RECORDS FOR THIS EXERCISE below:

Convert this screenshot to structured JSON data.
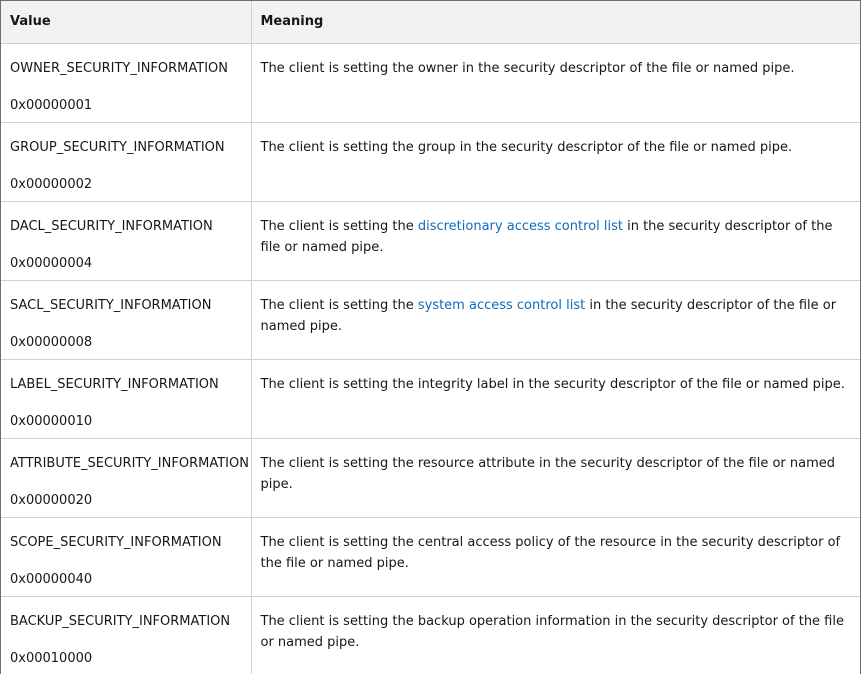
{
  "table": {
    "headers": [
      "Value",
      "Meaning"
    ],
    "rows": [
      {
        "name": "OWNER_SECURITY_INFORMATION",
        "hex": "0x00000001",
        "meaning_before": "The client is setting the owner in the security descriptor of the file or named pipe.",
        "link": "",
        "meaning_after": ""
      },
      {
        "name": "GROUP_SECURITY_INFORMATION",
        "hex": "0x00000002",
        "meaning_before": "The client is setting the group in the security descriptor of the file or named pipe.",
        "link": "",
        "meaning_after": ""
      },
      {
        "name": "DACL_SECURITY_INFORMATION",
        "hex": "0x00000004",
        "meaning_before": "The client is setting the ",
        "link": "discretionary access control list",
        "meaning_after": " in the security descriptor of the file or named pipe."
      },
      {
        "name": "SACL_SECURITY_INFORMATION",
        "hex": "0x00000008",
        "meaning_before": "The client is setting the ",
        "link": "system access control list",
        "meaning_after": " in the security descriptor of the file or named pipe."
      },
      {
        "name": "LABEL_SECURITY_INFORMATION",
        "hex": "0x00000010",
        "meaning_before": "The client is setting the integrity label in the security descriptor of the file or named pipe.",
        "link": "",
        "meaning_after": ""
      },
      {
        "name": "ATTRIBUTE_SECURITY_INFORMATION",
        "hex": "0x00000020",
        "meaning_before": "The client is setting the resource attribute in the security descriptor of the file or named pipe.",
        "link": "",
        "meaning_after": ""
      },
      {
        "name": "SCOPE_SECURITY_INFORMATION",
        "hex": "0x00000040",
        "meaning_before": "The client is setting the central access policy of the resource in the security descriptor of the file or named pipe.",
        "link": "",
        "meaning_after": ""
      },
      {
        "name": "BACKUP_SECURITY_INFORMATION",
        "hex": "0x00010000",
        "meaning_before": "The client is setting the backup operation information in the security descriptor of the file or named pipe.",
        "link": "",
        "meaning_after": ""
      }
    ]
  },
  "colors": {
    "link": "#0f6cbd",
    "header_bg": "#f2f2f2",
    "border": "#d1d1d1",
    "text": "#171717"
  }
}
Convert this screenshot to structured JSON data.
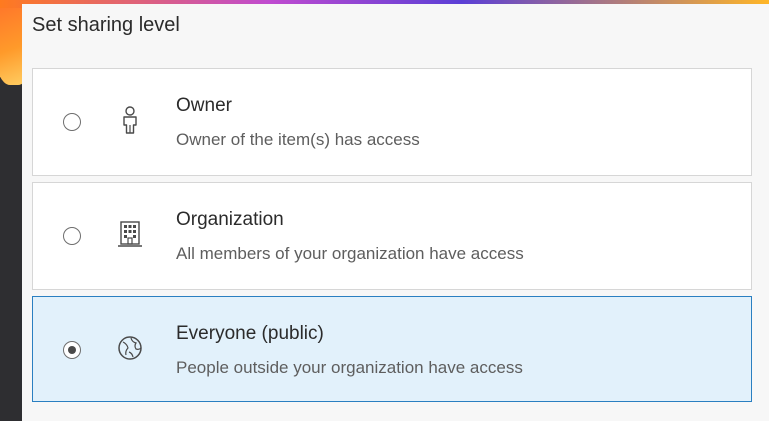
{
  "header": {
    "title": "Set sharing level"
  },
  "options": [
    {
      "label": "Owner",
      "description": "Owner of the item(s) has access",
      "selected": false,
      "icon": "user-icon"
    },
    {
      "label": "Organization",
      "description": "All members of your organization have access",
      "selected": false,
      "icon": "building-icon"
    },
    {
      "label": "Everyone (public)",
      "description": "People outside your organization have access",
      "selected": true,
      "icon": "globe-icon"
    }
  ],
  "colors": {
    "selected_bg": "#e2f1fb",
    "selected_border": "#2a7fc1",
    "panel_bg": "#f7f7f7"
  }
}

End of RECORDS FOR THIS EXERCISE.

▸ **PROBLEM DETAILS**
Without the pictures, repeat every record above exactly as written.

▸ **RESULT FOR THIS TASK**
Convert this screenshot to structured JSON data.
{
  "table": {
    "headers": [
      "Value",
      "Meaning"
    ],
    "rows": [
      {
        "name": "OWNER_SECURITY_INFORMATION",
        "hex": "0x00000001",
        "meaning_before": "The client is setting the owner in the security descriptor of the file or named pipe.",
        "link": "",
        "meaning_after": ""
      },
      {
        "name": "GROUP_SECURITY_INFORMATION",
        "hex": "0x00000002",
        "meaning_before": "The client is setting the group in the security descriptor of the file or named pipe.",
        "link": "",
        "meaning_after": ""
      },
      {
        "name": "DACL_SECURITY_INFORMATION",
        "hex": "0x00000004",
        "meaning_before": "The client is setting the ",
        "link": "discretionary access control list",
        "meaning_after": " in the security descriptor of the file or named pipe."
      },
      {
        "name": "SACL_SECURITY_INFORMATION",
        "hex": "0x00000008",
        "meaning_before": "The client is setting the ",
        "link": "system access control list",
        "meaning_after": " in the security descriptor of the file or named pipe."
      },
      {
        "name": "LABEL_SECURITY_INFORMATION",
        "hex": "0x00000010",
        "meaning_before": "The client is setting the integrity label in the security descriptor of the file or named pipe.",
        "link": "",
        "meaning_after": ""
      },
      {
        "name": "ATTRIBUTE_SECURITY_INFORMATION",
        "hex": "0x00000020",
        "meaning_before": "The client is setting the resource attribute in the security descriptor of the file or named pipe.",
        "link": "",
        "meaning_after": ""
      },
      {
        "name": "SCOPE_SECURITY_INFORMATION",
        "hex": "0x00000040",
        "meaning_before": "The client is setting the central access policy of the resource in the security descriptor of the file or named pipe.",
        "link": "",
        "meaning_after": ""
      },
      {
        "name": "BACKUP_SECURITY_INFORMATION",
        "hex": "0x00010000",
        "meaning_before": "The client is setting the backup operation information in the security descriptor of the file or named pipe.",
        "link": "",
        "meaning_after": ""
      }
    ]
  },
  "colors": {
    "link": "#0f6cbd",
    "header_bg": "#f2f2f2",
    "border": "#d1d1d1",
    "text": "#171717"
  }
}
Convert this screenshot to structured JSON data.
{
  "header": {
    "title": "Set sharing level"
  },
  "options": [
    {
      "label": "Owner",
      "description": "Owner of the item(s) has access",
      "selected": false,
      "icon": "user-icon"
    },
    {
      "label": "Organization",
      "description": "All members of your organization have access",
      "selected": false,
      "icon": "building-icon"
    },
    {
      "label": "Everyone (public)",
      "description": "People outside your organization have access",
      "selected": true,
      "icon": "globe-icon"
    }
  ],
  "colors": {
    "selected_bg": "#e2f1fb",
    "selected_border": "#2a7fc1",
    "panel_bg": "#f7f7f7"
  }
}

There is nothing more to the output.